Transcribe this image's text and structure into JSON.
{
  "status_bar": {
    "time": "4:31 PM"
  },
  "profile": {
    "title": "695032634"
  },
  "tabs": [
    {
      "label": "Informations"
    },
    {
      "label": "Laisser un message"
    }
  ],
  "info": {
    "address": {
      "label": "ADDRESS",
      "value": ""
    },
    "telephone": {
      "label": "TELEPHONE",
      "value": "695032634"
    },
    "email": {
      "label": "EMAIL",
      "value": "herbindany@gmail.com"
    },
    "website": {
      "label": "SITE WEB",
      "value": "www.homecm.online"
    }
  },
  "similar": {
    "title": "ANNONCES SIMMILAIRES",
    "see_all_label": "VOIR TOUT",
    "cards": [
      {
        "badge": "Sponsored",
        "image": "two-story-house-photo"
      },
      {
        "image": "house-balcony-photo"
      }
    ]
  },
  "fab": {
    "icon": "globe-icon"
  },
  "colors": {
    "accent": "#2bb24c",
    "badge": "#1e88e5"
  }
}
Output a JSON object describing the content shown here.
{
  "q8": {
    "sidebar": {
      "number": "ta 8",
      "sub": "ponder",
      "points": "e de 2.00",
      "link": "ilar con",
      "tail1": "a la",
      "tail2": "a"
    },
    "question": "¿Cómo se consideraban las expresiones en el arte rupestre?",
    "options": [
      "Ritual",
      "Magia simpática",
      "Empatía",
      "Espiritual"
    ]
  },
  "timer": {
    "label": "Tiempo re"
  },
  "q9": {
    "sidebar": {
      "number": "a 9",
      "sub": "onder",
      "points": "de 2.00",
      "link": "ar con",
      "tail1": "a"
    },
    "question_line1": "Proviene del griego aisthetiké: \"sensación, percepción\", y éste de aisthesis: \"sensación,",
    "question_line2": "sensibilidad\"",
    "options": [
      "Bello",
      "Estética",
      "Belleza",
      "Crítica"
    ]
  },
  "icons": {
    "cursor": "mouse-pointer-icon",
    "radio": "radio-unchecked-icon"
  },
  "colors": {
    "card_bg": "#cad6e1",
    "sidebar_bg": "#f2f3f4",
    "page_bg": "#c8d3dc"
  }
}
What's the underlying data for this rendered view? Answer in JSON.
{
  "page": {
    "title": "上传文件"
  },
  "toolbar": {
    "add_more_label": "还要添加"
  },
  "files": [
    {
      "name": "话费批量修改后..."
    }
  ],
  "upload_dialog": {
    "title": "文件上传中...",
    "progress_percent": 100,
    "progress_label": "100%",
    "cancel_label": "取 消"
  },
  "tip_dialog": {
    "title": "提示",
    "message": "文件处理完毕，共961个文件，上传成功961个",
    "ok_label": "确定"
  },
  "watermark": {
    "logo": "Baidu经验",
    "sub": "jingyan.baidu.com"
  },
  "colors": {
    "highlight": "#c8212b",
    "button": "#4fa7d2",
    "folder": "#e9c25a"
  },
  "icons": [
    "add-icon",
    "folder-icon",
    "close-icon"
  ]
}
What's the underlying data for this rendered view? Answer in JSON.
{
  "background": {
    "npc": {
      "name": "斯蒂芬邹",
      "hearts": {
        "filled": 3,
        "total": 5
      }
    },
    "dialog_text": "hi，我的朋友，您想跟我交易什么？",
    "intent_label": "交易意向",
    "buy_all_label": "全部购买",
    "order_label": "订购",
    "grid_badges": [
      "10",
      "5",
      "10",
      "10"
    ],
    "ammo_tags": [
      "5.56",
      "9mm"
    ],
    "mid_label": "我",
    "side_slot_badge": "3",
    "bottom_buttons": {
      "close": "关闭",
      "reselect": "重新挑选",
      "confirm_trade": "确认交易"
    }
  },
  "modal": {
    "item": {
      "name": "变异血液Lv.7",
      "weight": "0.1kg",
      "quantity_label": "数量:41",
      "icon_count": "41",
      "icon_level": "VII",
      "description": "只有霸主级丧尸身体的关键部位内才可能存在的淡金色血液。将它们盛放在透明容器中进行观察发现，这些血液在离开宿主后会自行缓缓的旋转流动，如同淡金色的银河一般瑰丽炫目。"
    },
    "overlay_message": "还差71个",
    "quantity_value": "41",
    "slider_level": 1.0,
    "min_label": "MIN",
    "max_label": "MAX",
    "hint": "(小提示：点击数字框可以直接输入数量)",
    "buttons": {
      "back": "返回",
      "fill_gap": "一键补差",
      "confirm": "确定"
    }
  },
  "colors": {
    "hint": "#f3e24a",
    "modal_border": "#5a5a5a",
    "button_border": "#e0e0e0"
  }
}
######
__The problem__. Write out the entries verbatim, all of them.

__Answer space__.
Transcribe this image's text and structure into JSON.
{
  "status_bar": {
    "time": "4:31 PM"
  },
  "profile": {
    "title": "695032634"
  },
  "tabs": [
    {
      "label": "Informations"
    },
    {
      "label": "Laisser un message"
    }
  ],
  "info": {
    "address": {
      "label": "ADDRESS",
      "value": ""
    },
    "telephone": {
      "label": "TELEPHONE",
      "value": "695032634"
    },
    "email": {
      "label": "EMAIL",
      "value": "herbindany@gmail.com"
    },
    "website": {
      "label": "SITE WEB",
      "value": "www.homecm.online"
    }
  },
  "similar": {
    "title": "ANNONCES SIMMILAIRES",
    "see_all_label": "VOIR TOUT",
    "cards": [
      {
        "badge": "Sponsored",
        "image": "two-story-house-photo"
      },
      {
        "image": "house-balcony-photo"
      }
    ]
  },
  "fab": {
    "icon": "globe-icon"
  },
  "colors": {
    "accent": "#2bb24c",
    "badge": "#1e88e5"
  }
}
Output a JSON object describing the content shown here.
{
  "q8": {
    "sidebar": {
      "number": "ta 8",
      "sub": "ponder",
      "points": "e de 2.00",
      "link": "ilar con",
      "tail1": "a la",
      "tail2": "a"
    },
    "question": "¿Cómo se consideraban las expresiones en el arte rupestre?",
    "options": [
      "Ritual",
      "Magia simpática",
      "Empatía",
      "Espiritual"
    ]
  },
  "timer": {
    "label": "Tiempo re"
  },
  "q9": {
    "sidebar": {
      "number": "a 9",
      "sub": "onder",
      "points": "de 2.00",
      "link": "ar con",
      "tail1": "a"
    },
    "question_line1": "Proviene del griego aisthetiké: \"sensación, percepción\", y éste de aisthesis: \"sensación,",
    "question_line2": "sensibilidad\"",
    "options": [
      "Bello",
      "Estética",
      "Belleza",
      "Crítica"
    ]
  },
  "icons": {
    "cursor": "mouse-pointer-icon",
    "radio": "radio-unchecked-icon"
  },
  "colors": {
    "card_bg": "#cad6e1",
    "sidebar_bg": "#f2f3f4",
    "page_bg": "#c8d3dc"
  }
}
What's the underlying data for this rendered view? Answer in JSON.
{
  "page": {
    "title": "上传文件"
  },
  "toolbar": {
    "add_more_label": "还要添加"
  },
  "files": [
    {
      "name": "话费批量修改后..."
    }
  ],
  "upload_dialog": {
    "title": "文件上传中...",
    "progress_percent": 100,
    "progress_label": "100%",
    "cancel_label": "取 消"
  },
  "tip_dialog": {
    "title": "提示",
    "message": "文件处理完毕，共961个文件，上传成功961个",
    "ok_label": "确定"
  },
  "watermark": {
    "logo": "Baidu经验",
    "sub": "jingyan.baidu.com"
  },
  "colors": {
    "highlight": "#c8212b",
    "button": "#4fa7d2",
    "folder": "#e9c25a"
  },
  "icons": [
    "add-icon",
    "folder-icon",
    "close-icon"
  ]
}
What's the underlying data for this rendered view? Answer in JSON.
{
  "background": {
    "npc": {
      "name": "斯蒂芬邹",
      "hearts": {
        "filled": 3,
        "total": 5
      }
    },
    "dialog_text": "hi，我的朋友，您想跟我交易什么？",
    "intent_label": "交易意向",
    "buy_all_label": "全部购买",
    "order_label": "订购",
    "grid_badges": [
      "10",
      "5",
      "10",
      "10"
    ],
    "ammo_tags": [
      "5.56",
      "9mm"
    ],
    "mid_label": "我",
    "side_slot_badge": "3",
    "bottom_buttons": {
      "close": "关闭",
      "reselect": "重新挑选",
      "confirm_trade": "确认交易"
    }
  },
  "modal": {
    "item": {
      "name": "变异血液Lv.7",
      "weight": "0.1kg",
      "quantity_label": "数量:41",
      "icon_count": "41",
      "icon_level": "VII",
      "description": "只有霸主级丧尸身体的关键部位内才可能存在的淡金色血液。将它们盛放在透明容器中进行观察发现，这些血液在离开宿主后会自行缓缓的旋转流动，如同淡金色的银河一般瑰丽炫目。"
    },
    "overlay_message": "还差71个",
    "quantity_value": "41",
    "slider_level": 1.0,
    "min_label": "MIN",
    "max_label": "MAX",
    "hint": "(小提示：点击数字框可以直接输入数量)",
    "buttons": {
      "back": "返回",
      "fill_gap": "一键补差",
      "confirm": "确定"
    }
  },
  "colors": {
    "hint": "#f3e24a",
    "modal_border": "#5a5a5a",
    "button_border": "#e0e0e0"
  }
}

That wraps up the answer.